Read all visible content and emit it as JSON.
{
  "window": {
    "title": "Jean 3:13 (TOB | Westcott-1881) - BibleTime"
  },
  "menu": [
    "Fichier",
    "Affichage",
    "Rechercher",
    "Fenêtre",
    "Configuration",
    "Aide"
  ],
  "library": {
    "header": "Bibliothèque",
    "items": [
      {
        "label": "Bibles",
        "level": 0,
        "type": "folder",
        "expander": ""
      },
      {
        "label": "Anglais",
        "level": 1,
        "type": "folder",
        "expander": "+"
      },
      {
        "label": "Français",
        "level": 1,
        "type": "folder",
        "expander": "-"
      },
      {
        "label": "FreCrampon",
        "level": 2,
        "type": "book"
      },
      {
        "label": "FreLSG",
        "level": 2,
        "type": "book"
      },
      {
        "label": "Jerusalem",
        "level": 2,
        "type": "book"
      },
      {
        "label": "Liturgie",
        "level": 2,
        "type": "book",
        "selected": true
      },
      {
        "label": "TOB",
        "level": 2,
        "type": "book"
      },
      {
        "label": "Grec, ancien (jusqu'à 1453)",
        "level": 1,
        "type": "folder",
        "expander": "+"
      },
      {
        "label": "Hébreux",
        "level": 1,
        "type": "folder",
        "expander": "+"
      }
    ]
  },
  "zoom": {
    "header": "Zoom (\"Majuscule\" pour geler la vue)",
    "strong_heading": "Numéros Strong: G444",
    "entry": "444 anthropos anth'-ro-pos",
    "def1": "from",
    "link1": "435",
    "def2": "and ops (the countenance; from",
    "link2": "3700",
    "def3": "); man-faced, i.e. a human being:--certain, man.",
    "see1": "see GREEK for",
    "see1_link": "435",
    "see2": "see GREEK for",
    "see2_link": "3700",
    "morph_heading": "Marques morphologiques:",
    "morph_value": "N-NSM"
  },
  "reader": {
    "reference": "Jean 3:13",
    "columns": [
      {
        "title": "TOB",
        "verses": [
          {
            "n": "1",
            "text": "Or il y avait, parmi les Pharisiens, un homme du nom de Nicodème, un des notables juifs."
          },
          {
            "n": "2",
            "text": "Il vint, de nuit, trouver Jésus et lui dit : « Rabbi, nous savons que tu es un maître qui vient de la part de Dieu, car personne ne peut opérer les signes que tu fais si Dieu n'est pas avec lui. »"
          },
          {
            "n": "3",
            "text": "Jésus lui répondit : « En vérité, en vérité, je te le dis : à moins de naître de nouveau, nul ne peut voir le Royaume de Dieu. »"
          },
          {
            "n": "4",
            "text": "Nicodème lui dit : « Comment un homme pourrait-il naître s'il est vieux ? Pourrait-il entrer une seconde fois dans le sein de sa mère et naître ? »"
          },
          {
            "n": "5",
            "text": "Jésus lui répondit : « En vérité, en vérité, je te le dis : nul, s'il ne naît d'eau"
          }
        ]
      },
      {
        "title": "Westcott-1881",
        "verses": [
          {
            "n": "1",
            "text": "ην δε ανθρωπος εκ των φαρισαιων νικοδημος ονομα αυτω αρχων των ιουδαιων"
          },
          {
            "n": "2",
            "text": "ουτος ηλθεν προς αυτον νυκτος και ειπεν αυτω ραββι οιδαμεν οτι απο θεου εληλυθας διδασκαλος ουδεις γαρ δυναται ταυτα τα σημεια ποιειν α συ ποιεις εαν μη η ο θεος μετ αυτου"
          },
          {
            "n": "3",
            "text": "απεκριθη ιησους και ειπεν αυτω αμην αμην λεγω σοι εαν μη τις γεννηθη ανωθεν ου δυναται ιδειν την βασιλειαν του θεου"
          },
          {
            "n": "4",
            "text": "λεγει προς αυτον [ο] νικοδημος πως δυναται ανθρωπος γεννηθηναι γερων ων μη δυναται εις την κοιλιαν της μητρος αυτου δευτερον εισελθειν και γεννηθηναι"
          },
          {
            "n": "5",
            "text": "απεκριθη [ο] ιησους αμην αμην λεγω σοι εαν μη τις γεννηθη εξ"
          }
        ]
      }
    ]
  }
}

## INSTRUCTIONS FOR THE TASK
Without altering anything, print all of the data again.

## WORKED SOLUTION
Read all visible content and emit it as JSON.
{
  "window": {
    "title": "Jean 3:13 (TOB | Westcott-1881) - BibleTime"
  },
  "menu": [
    "Fichier",
    "Affichage",
    "Rechercher",
    "Fenêtre",
    "Configuration",
    "Aide"
  ],
  "library": {
    "header": "Bibliothèque",
    "items": [
      {
        "label": "Bibles",
        "level": 0,
        "type": "folder",
        "expander": ""
      },
      {
        "label": "Anglais",
        "level": 1,
        "type": "folder",
        "expander": "+"
      },
      {
        "label": "Français",
        "level": 1,
        "type": "folder",
        "expander": "-"
      },
      {
        "label": "FreCrampon",
        "level": 2,
        "type": "book"
      },
      {
        "label": "FreLSG",
        "level": 2,
        "type": "book"
      },
      {
        "label": "Jerusalem",
        "level": 2,
        "type": "book"
      },
      {
        "label": "Liturgie",
        "level": 2,
        "type": "book",
        "selected": true
      },
      {
        "label": "TOB",
        "level": 2,
        "type": "book"
      },
      {
        "label": "Grec, ancien (jusqu'à 1453)",
        "level": 1,
        "type": "folder",
        "expander": "+"
      },
      {
        "label": "Hébreux",
        "level": 1,
        "type": "folder",
        "expander": "+"
      }
    ]
  },
  "zoom": {
    "header": "Zoom (\"Majuscule\" pour geler la vue)",
    "strong_heading": "Numéros Strong: G444",
    "entry": "444 anthropos anth'-ro-pos",
    "def1": "from",
    "link1": "435",
    "def2": "and ops (the countenance; from",
    "link2": "3700",
    "def3": "); man-faced, i.e. a human being:--certain, man.",
    "see1": "see GREEK for",
    "see1_link": "435",
    "see2": "see GREEK for",
    "see2_link": "3700",
    "morph_heading": "Marques morphologiques:",
    "morph_value": "N-NSM"
  },
  "reader": {
    "reference": "Jean 3:13",
    "columns": [
      {
        "title": "TOB",
        "verses": [
          {
            "n": "1",
            "text": "Or il y avait, parmi les Pharisiens, un homme du nom de Nicodème, un des notables juifs."
          },
          {
            "n": "2",
            "text": "Il vint, de nuit, trouver Jésus et lui dit : « Rabbi, nous savons que tu es un maître qui vient de la part de Dieu, car personne ne peut opérer les signes que tu fais si Dieu n'est pas avec lui. »"
          },
          {
            "n": "3",
            "text": "Jésus lui répondit : « En vérité, en vérité, je te le dis : à moins de naître de nouveau, nul ne peut voir le Royaume de Dieu. »"
          },
          {
            "n": "4",
            "text": "Nicodème lui dit : « Comment un homme pourrait-il naître s'il est vieux ? Pourrait-il entrer une seconde fois dans le sein de sa mère et naître ? »"
          },
          {
            "n": "5",
            "text": "Jésus lui répondit : « En vérité, en vérité, je te le dis : nul, s'il ne naît d'eau"
          }
        ]
      },
      {
        "title": "Westcott-1881",
        "verses": [
          {
            "n": "1",
            "text": "ην δε ανθρωπος εκ των φαρισαιων νικοδημος ονομα αυτω αρχων των ιουδαιων"
          },
          {
            "n": "2",
            "text": "ουτος ηλθεν προς αυτον νυκτος και ειπεν αυτω ραββι οιδαμεν οτι απο θεου εληλυθας διδασκαλος ουδεις γαρ δυναται ταυτα τα σημεια ποιειν α συ ποιεις εαν μη η ο θεος μετ αυτου"
          },
          {
            "n": "3",
            "text": "απεκριθη ιησους και ειπεν αυτω αμην αμην λεγω σοι εαν μη τις γεννηθη ανωθεν ου δυναται ιδειν την βασιλειαν του θεου"
          },
          {
            "n": "4",
            "text": "λεγει προς αυτον [ο] νικοδημος πως δυναται ανθρωπος γεννηθηναι γερων ων μη δυναται εις την κοιλιαν της μητρος αυτου δευτερον εισελθειν και γεννηθηναι"
          },
          {
            "n": "5",
            "text": "απεκριθη [ο] ιησους αμην αμην λεγω σοι εαν μη τις γεννηθη εξ"
          }
        ]
      }
    ]
  }
}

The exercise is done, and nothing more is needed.